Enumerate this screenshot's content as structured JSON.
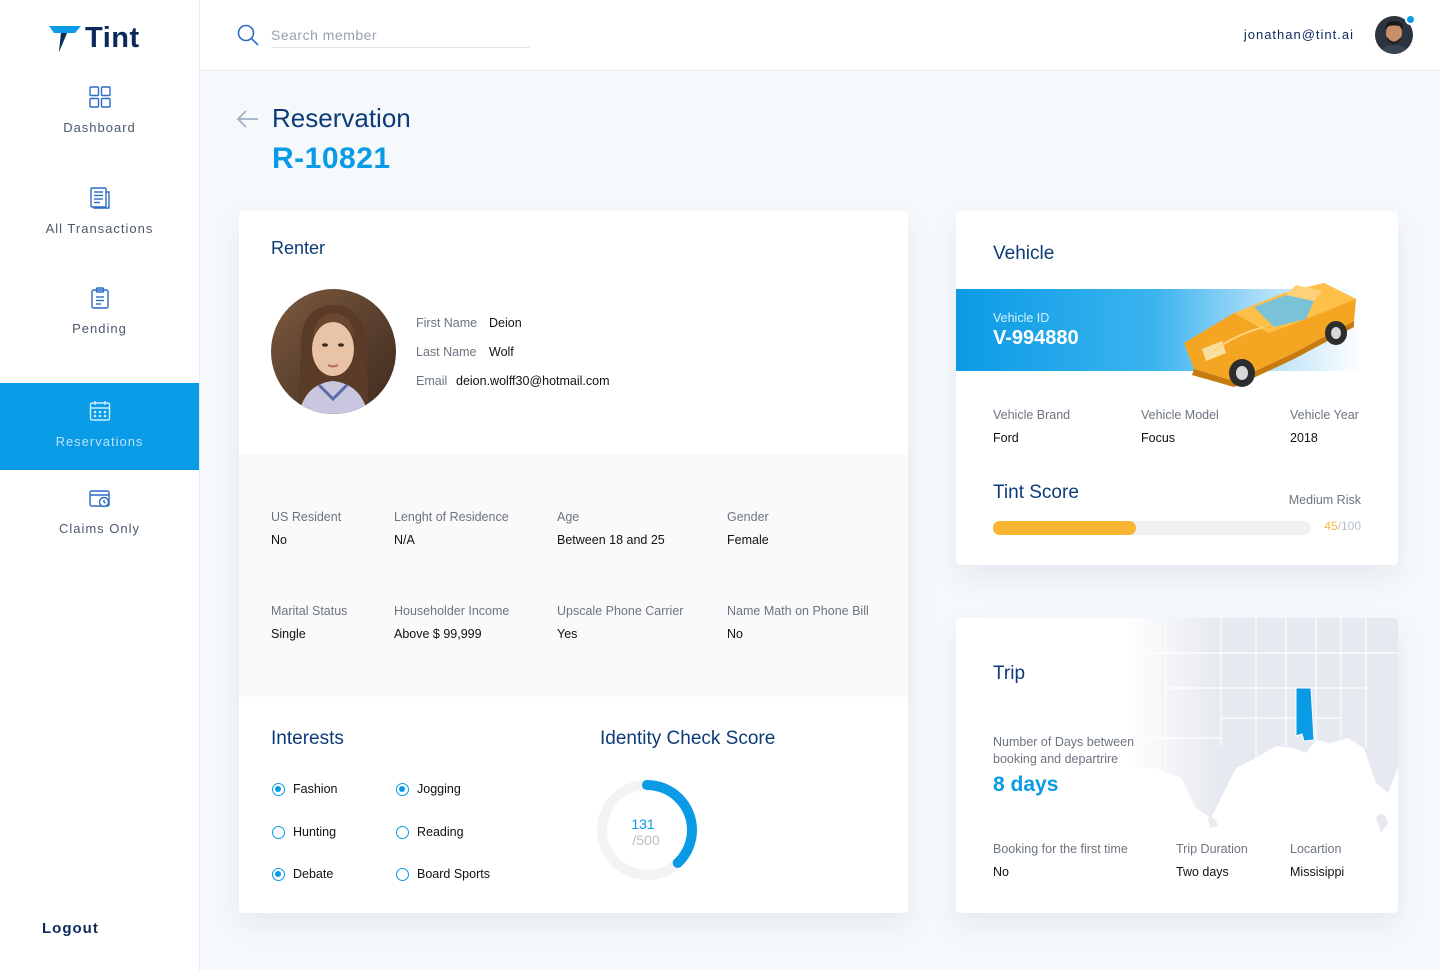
{
  "app": {
    "name": "Tint"
  },
  "colors": {
    "accent": "#0a9be6",
    "navy": "#0d3b7a",
    "score": "#f7b733"
  },
  "sidebar": {
    "items": [
      {
        "label": "Dashboard",
        "icon": "grid-icon",
        "active": false
      },
      {
        "label": "All Transactions",
        "icon": "document-icon",
        "active": false
      },
      {
        "label": "Pending",
        "icon": "clipboard-icon",
        "active": false
      },
      {
        "label": "Reservations",
        "icon": "calendar-icon",
        "active": true
      },
      {
        "label": "Claims Only",
        "icon": "wallet-clock-icon",
        "active": false
      }
    ],
    "logout": "Logout"
  },
  "header": {
    "search_placeholder": "Search member",
    "user_email": "jonathan@tint.ai"
  },
  "page": {
    "title": "Reservation",
    "id": "R-10821"
  },
  "renter": {
    "title": "Renter",
    "first_name_label": "First Name",
    "first_name": "Deion",
    "last_name_label": "Last Name",
    "last_name": "Wolf",
    "email_label": "Email",
    "email": "deion.wolff30@hotmail.com",
    "details": [
      {
        "label": "US Resident",
        "value": "No"
      },
      {
        "label": "Lenght of Residence",
        "value": "N/A"
      },
      {
        "label": "Age",
        "value": "Between 18 and 25"
      },
      {
        "label": "Gender",
        "value": "Female"
      },
      {
        "label": "Marital Status",
        "value": "Single"
      },
      {
        "label": "Householder Income",
        "value": "Above $ 99,999"
      },
      {
        "label": "Upscale Phone Carrier",
        "value": "Yes"
      },
      {
        "label": "Name Math on Phone Bill",
        "value": "No"
      }
    ]
  },
  "interests": {
    "title": "Interests",
    "items": [
      {
        "label": "Fashion",
        "checked": true
      },
      {
        "label": "Jogging",
        "checked": true
      },
      {
        "label": "Hunting",
        "checked": false
      },
      {
        "label": "Reading",
        "checked": false
      },
      {
        "label": "Debate",
        "checked": true
      },
      {
        "label": "Board Sports",
        "checked": false
      }
    ]
  },
  "identity": {
    "title": "Identity Check Score",
    "score": "131",
    "max": "/500",
    "score_value": 131,
    "score_max": 500
  },
  "vehicle": {
    "title": "Vehicle",
    "id_label": "Vehicle ID",
    "id": "V-994880",
    "brand_label": "Vehicle Brand",
    "brand": "Ford",
    "model_label": "Vehicle Model",
    "model": "Focus",
    "year_label": "Vehicle Year",
    "year": "2018"
  },
  "tint_score": {
    "title": "Tint Score",
    "risk": "Medium Risk",
    "score": "45",
    "max": "/100",
    "score_value": 45,
    "score_max": 100
  },
  "trip": {
    "title": "Trip",
    "days_label": "Number of Days between booking and departrire",
    "days_value": "8 days",
    "first_time_label": "Booking for the first time",
    "first_time": "No",
    "duration_label": "Trip Duration",
    "duration": "Two days",
    "location_label": "Locartion",
    "location": "Missisippi"
  }
}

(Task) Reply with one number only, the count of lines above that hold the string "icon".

(Answer box) 5